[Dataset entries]

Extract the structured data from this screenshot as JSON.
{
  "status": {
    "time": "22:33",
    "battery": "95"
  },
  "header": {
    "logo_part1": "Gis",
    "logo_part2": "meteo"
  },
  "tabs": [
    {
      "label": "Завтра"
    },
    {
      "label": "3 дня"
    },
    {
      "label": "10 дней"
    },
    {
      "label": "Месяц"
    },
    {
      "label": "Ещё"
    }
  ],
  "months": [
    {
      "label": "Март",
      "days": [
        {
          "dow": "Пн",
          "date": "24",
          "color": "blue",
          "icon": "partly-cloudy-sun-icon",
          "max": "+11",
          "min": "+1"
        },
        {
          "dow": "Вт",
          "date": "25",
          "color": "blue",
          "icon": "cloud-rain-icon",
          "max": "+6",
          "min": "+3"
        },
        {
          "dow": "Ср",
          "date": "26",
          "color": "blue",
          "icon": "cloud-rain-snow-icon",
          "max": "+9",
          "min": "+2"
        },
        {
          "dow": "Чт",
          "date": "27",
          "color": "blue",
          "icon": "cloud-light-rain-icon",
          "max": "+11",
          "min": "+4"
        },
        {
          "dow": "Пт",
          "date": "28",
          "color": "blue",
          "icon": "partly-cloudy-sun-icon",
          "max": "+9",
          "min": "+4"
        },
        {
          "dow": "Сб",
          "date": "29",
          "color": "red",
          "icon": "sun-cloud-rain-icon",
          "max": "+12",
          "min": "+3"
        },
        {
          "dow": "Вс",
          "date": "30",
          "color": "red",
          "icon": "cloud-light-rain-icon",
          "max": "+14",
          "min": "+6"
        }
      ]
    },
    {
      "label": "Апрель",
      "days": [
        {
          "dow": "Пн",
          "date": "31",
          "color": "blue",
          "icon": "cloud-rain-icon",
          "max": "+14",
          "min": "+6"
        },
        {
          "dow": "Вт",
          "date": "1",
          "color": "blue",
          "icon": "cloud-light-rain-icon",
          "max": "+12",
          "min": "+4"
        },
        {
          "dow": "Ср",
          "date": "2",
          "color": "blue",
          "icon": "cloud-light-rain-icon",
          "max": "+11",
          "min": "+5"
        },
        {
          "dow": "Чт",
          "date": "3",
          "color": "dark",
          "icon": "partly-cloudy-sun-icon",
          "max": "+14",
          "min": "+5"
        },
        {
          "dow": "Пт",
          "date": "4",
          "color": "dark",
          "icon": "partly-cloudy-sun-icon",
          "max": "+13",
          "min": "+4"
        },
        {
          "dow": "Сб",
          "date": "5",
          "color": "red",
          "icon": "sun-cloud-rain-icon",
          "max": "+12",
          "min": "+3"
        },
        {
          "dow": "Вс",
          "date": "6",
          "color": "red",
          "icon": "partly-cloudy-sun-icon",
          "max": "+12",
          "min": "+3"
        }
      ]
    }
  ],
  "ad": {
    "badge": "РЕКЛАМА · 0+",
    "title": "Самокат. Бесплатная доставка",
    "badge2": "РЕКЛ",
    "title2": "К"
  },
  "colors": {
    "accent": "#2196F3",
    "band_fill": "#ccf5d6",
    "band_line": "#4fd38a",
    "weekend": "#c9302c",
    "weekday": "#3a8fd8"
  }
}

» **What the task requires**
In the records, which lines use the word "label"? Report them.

» **Problem solution**
      "label": "Завтра"
      "label": "3 дня"
      "label": "10 дней"
      "label": "Месяц"
      "label": "Ещё"
      "label": "Март",
      "label": "Апрель",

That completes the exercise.